Supplied information:
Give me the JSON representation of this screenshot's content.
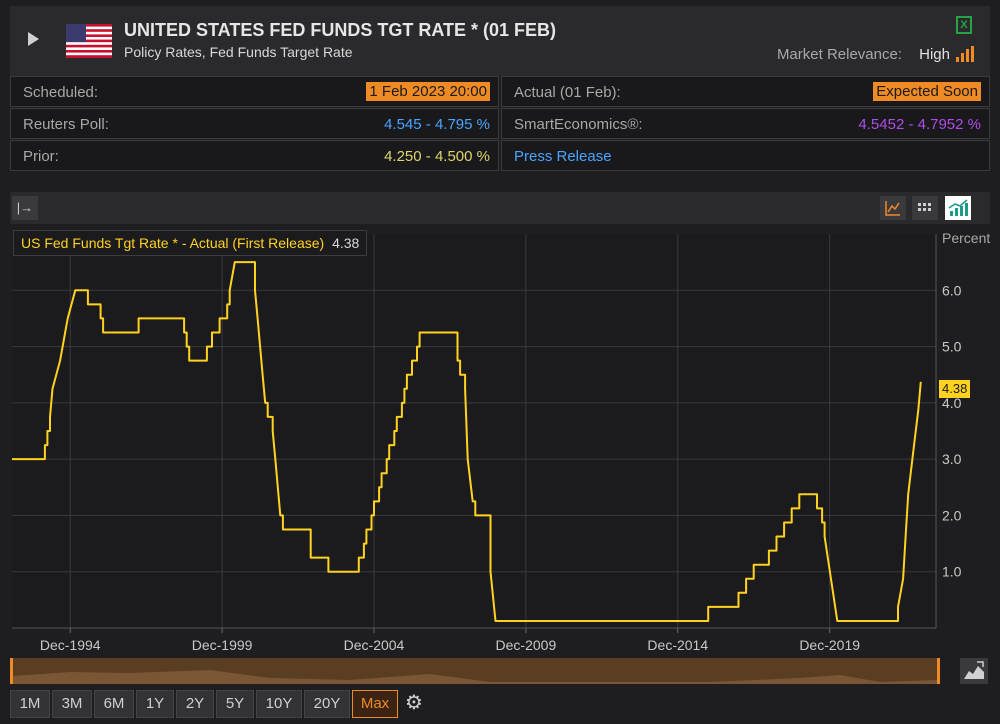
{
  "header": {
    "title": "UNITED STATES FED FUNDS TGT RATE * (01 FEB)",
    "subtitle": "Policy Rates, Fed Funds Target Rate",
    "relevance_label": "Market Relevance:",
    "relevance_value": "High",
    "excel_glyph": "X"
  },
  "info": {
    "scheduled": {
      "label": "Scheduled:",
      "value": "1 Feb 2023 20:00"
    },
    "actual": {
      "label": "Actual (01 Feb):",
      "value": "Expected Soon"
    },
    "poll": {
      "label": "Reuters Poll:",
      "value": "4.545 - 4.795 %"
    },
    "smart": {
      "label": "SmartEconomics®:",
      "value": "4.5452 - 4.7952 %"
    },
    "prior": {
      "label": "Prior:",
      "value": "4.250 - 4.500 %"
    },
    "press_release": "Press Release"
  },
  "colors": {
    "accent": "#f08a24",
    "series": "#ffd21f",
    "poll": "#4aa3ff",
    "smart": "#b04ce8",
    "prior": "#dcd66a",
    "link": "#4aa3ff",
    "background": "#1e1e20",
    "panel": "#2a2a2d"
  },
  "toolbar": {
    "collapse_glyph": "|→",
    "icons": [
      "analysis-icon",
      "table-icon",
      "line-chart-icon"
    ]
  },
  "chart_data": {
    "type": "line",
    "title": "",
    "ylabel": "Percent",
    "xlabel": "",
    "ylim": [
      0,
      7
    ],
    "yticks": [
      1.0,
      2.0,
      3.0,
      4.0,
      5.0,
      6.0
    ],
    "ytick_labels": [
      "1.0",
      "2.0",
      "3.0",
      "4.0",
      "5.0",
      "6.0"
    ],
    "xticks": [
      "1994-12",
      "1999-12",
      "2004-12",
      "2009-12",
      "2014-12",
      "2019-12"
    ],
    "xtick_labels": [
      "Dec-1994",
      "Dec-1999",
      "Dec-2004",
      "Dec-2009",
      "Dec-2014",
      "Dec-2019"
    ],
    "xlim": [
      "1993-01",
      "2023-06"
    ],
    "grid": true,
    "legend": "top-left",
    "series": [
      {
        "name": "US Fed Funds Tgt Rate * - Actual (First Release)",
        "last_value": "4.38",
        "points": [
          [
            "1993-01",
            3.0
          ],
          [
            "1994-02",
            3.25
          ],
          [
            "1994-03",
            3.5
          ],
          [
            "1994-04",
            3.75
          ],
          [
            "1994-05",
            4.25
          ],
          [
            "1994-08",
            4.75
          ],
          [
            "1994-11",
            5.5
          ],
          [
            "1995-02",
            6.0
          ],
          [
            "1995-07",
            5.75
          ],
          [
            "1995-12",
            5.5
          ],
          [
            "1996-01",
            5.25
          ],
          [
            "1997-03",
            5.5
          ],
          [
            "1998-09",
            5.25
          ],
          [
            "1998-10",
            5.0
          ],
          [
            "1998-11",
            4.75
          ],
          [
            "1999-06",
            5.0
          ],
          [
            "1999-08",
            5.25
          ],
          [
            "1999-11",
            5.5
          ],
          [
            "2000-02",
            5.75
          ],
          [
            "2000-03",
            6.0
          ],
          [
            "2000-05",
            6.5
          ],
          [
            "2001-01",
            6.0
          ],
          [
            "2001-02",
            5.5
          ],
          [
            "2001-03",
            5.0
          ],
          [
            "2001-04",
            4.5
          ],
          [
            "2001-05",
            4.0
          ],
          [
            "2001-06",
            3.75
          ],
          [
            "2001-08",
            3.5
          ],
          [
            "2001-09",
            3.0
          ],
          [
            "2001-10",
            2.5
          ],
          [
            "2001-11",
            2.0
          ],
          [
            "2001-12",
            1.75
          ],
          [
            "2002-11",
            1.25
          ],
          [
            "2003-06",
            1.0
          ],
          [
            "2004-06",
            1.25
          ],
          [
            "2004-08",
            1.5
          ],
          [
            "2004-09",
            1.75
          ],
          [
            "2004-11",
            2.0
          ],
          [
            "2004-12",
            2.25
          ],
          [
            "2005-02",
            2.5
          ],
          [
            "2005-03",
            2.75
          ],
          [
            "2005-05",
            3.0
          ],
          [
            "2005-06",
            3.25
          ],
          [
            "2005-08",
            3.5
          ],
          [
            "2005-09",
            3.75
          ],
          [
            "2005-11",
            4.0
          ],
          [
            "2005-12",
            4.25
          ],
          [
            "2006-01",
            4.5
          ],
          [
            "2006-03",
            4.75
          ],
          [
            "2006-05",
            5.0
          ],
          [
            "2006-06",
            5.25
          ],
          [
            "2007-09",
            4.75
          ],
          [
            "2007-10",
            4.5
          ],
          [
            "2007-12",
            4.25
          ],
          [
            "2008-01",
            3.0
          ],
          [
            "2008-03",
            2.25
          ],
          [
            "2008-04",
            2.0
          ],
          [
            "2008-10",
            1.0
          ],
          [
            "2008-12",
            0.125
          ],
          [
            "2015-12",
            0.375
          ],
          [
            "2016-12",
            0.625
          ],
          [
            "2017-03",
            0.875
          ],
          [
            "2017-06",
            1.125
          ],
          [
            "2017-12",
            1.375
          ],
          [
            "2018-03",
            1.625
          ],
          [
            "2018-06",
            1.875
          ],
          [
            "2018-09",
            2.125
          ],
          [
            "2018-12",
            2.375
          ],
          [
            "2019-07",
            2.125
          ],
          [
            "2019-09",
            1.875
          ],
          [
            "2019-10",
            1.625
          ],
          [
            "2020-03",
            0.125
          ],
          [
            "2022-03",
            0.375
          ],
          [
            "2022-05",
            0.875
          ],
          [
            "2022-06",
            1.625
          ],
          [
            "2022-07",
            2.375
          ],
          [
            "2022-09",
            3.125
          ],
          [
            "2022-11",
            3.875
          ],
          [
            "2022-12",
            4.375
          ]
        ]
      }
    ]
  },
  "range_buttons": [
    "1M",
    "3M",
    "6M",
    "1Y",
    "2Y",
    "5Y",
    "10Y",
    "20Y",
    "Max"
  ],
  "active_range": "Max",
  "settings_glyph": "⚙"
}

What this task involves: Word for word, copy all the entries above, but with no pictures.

Response to this exercise:
Give me the JSON representation of this screenshot's content.
{
  "header": {
    "title": "UNITED STATES FED FUNDS TGT RATE * (01 FEB)",
    "subtitle": "Policy Rates, Fed Funds Target Rate",
    "relevance_label": "Market Relevance:",
    "relevance_value": "High",
    "excel_glyph": "X"
  },
  "info": {
    "scheduled": {
      "label": "Scheduled:",
      "value": "1 Feb 2023 20:00"
    },
    "actual": {
      "label": "Actual (01 Feb):",
      "value": "Expected Soon"
    },
    "poll": {
      "label": "Reuters Poll:",
      "value": "4.545 - 4.795 %"
    },
    "smart": {
      "label": "SmartEconomics®:",
      "value": "4.5452 - 4.7952 %"
    },
    "prior": {
      "label": "Prior:",
      "value": "4.250 - 4.500 %"
    },
    "press_release": "Press Release"
  },
  "colors": {
    "accent": "#f08a24",
    "series": "#ffd21f",
    "poll": "#4aa3ff",
    "smart": "#b04ce8",
    "prior": "#dcd66a",
    "link": "#4aa3ff",
    "background": "#1e1e20",
    "panel": "#2a2a2d"
  },
  "toolbar": {
    "collapse_glyph": "|→",
    "icons": [
      "analysis-icon",
      "table-icon",
      "line-chart-icon"
    ]
  },
  "chart_data": {
    "type": "line",
    "title": "",
    "ylabel": "Percent",
    "xlabel": "",
    "ylim": [
      0,
      7
    ],
    "yticks": [
      1.0,
      2.0,
      3.0,
      4.0,
      5.0,
      6.0
    ],
    "ytick_labels": [
      "1.0",
      "2.0",
      "3.0",
      "4.0",
      "5.0",
      "6.0"
    ],
    "xticks": [
      "1994-12",
      "1999-12",
      "2004-12",
      "2009-12",
      "2014-12",
      "2019-12"
    ],
    "xtick_labels": [
      "Dec-1994",
      "Dec-1999",
      "Dec-2004",
      "Dec-2009",
      "Dec-2014",
      "Dec-2019"
    ],
    "xlim": [
      "1993-01",
      "2023-06"
    ],
    "grid": true,
    "legend": "top-left",
    "series": [
      {
        "name": "US Fed Funds Tgt Rate * - Actual (First Release)",
        "last_value": "4.38",
        "points": [
          [
            "1993-01",
            3.0
          ],
          [
            "1994-02",
            3.25
          ],
          [
            "1994-03",
            3.5
          ],
          [
            "1994-04",
            3.75
          ],
          [
            "1994-05",
            4.25
          ],
          [
            "1994-08",
            4.75
          ],
          [
            "1994-11",
            5.5
          ],
          [
            "1995-02",
            6.0
          ],
          [
            "1995-07",
            5.75
          ],
          [
            "1995-12",
            5.5
          ],
          [
            "1996-01",
            5.25
          ],
          [
            "1997-03",
            5.5
          ],
          [
            "1998-09",
            5.25
          ],
          [
            "1998-10",
            5.0
          ],
          [
            "1998-11",
            4.75
          ],
          [
            "1999-06",
            5.0
          ],
          [
            "1999-08",
            5.25
          ],
          [
            "1999-11",
            5.5
          ],
          [
            "2000-02",
            5.75
          ],
          [
            "2000-03",
            6.0
          ],
          [
            "2000-05",
            6.5
          ],
          [
            "2001-01",
            6.0
          ],
          [
            "2001-02",
            5.5
          ],
          [
            "2001-03",
            5.0
          ],
          [
            "2001-04",
            4.5
          ],
          [
            "2001-05",
            4.0
          ],
          [
            "2001-06",
            3.75
          ],
          [
            "2001-08",
            3.5
          ],
          [
            "2001-09",
            3.0
          ],
          [
            "2001-10",
            2.5
          ],
          [
            "2001-11",
            2.0
          ],
          [
            "2001-12",
            1.75
          ],
          [
            "2002-11",
            1.25
          ],
          [
            "2003-06",
            1.0
          ],
          [
            "2004-06",
            1.25
          ],
          [
            "2004-08",
            1.5
          ],
          [
            "2004-09",
            1.75
          ],
          [
            "2004-11",
            2.0
          ],
          [
            "2004-12",
            2.25
          ],
          [
            "2005-02",
            2.5
          ],
          [
            "2005-03",
            2.75
          ],
          [
            "2005-05",
            3.0
          ],
          [
            "2005-06",
            3.25
          ],
          [
            "2005-08",
            3.5
          ],
          [
            "2005-09",
            3.75
          ],
          [
            "2005-11",
            4.0
          ],
          [
            "2005-12",
            4.25
          ],
          [
            "2006-01",
            4.5
          ],
          [
            "2006-03",
            4.75
          ],
          [
            "2006-05",
            5.0
          ],
          [
            "2006-06",
            5.25
          ],
          [
            "2007-09",
            4.75
          ],
          [
            "2007-10",
            4.5
          ],
          [
            "2007-12",
            4.25
          ],
          [
            "2008-01",
            3.0
          ],
          [
            "2008-03",
            2.25
          ],
          [
            "2008-04",
            2.0
          ],
          [
            "2008-10",
            1.0
          ],
          [
            "2008-12",
            0.125
          ],
          [
            "2015-12",
            0.375
          ],
          [
            "2016-12",
            0.625
          ],
          [
            "2017-03",
            0.875
          ],
          [
            "2017-06",
            1.125
          ],
          [
            "2017-12",
            1.375
          ],
          [
            "2018-03",
            1.625
          ],
          [
            "2018-06",
            1.875
          ],
          [
            "2018-09",
            2.125
          ],
          [
            "2018-12",
            2.375
          ],
          [
            "2019-07",
            2.125
          ],
          [
            "2019-09",
            1.875
          ],
          [
            "2019-10",
            1.625
          ],
          [
            "2020-03",
            0.125
          ],
          [
            "2022-03",
            0.375
          ],
          [
            "2022-05",
            0.875
          ],
          [
            "2022-06",
            1.625
          ],
          [
            "2022-07",
            2.375
          ],
          [
            "2022-09",
            3.125
          ],
          [
            "2022-11",
            3.875
          ],
          [
            "2022-12",
            4.375
          ]
        ]
      }
    ]
  },
  "range_buttons": [
    "1M",
    "3M",
    "6M",
    "1Y",
    "2Y",
    "5Y",
    "10Y",
    "20Y",
    "Max"
  ],
  "active_range": "Max",
  "settings_glyph": "⚙"
}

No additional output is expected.